- Instructions to follow -
Return the full listing, character for character.

******

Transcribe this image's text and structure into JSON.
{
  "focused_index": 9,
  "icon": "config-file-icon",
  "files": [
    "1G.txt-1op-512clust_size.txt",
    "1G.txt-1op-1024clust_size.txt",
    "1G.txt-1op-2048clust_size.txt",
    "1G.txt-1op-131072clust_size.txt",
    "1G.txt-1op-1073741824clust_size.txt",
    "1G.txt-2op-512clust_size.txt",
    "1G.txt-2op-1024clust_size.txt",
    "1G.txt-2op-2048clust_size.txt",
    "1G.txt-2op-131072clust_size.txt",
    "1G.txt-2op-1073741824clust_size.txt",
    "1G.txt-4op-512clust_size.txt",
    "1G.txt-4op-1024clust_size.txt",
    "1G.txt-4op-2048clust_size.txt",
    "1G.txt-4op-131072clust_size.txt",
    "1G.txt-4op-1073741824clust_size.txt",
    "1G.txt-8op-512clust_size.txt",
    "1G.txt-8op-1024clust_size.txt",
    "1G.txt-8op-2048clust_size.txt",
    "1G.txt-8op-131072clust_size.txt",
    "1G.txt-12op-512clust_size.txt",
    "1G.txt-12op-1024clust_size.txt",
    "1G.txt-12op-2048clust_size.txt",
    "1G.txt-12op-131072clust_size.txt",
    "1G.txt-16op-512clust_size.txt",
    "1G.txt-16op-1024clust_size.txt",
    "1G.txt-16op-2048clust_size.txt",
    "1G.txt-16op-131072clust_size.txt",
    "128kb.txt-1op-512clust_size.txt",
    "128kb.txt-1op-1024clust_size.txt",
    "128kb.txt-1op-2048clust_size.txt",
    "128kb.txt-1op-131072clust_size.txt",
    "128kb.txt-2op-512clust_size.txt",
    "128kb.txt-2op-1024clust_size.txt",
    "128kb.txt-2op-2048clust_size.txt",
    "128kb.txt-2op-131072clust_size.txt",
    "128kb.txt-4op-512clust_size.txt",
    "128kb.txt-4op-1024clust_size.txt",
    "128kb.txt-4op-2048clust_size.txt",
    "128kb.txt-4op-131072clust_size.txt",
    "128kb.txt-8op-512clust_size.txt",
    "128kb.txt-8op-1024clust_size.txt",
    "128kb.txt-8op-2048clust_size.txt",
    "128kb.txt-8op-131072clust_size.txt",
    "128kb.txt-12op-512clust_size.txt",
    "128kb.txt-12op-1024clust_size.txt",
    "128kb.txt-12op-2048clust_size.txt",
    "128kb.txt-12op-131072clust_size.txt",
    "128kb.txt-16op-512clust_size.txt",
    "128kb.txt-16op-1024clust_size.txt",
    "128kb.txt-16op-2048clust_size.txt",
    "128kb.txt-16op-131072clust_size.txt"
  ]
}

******

- Answer to this problem -
Transcribe this image's text and structure into JSON.
{
  "focused_index": 9,
  "icon": "config-file-icon",
  "files": [
    "1G.txt-1op-512clust_size.txt",
    "1G.txt-1op-1024clust_size.txt",
    "1G.txt-1op-2048clust_size.txt",
    "1G.txt-1op-131072clust_size.txt",
    "1G.txt-1op-1073741824clust_size.txt",
    "1G.txt-2op-512clust_size.txt",
    "1G.txt-2op-1024clust_size.txt",
    "1G.txt-2op-2048clust_size.txt",
    "1G.txt-2op-131072clust_size.txt",
    "1G.txt-2op-1073741824clust_size.txt",
    "1G.txt-4op-512clust_size.txt",
    "1G.txt-4op-1024clust_size.txt",
    "1G.txt-4op-2048clust_size.txt",
    "1G.txt-4op-131072clust_size.txt",
    "1G.txt-4op-1073741824clust_size.txt",
    "1G.txt-8op-512clust_size.txt",
    "1G.txt-8op-1024clust_size.txt",
    "1G.txt-8op-2048clust_size.txt",
    "1G.txt-8op-131072clust_size.txt",
    "1G.txt-12op-512clust_size.txt",
    "1G.txt-12op-1024clust_size.txt",
    "1G.txt-12op-2048clust_size.txt",
    "1G.txt-12op-131072clust_size.txt",
    "1G.txt-16op-512clust_size.txt",
    "1G.txt-16op-1024clust_size.txt",
    "1G.txt-16op-2048clust_size.txt",
    "1G.txt-16op-131072clust_size.txt",
    "128kb.txt-1op-512clust_size.txt",
    "128kb.txt-1op-1024clust_size.txt",
    "128kb.txt-1op-2048clust_size.txt",
    "128kb.txt-1op-131072clust_size.txt",
    "128kb.txt-2op-512clust_size.txt",
    "128kb.txt-2op-1024clust_size.txt",
    "128kb.txt-2op-2048clust_size.txt",
    "128kb.txt-2op-131072clust_size.txt",
    "128kb.txt-4op-512clust_size.txt",
    "128kb.txt-4op-1024clust_size.txt",
    "128kb.txt-4op-2048clust_size.txt",
    "128kb.txt-4op-131072clust_size.txt",
    "128kb.txt-8op-512clust_size.txt",
    "128kb.txt-8op-1024clust_size.txt",
    "128kb.txt-8op-2048clust_size.txt",
    "128kb.txt-8op-131072clust_size.txt",
    "128kb.txt-12op-512clust_size.txt",
    "128kb.txt-12op-1024clust_size.txt",
    "128kb.txt-12op-2048clust_size.txt",
    "128kb.txt-12op-131072clust_size.txt",
    "128kb.txt-16op-512clust_size.txt",
    "128kb.txt-16op-1024clust_size.txt",
    "128kb.txt-16op-2048clust_size.txt",
    "128kb.txt-16op-131072clust_size.txt"
  ]
}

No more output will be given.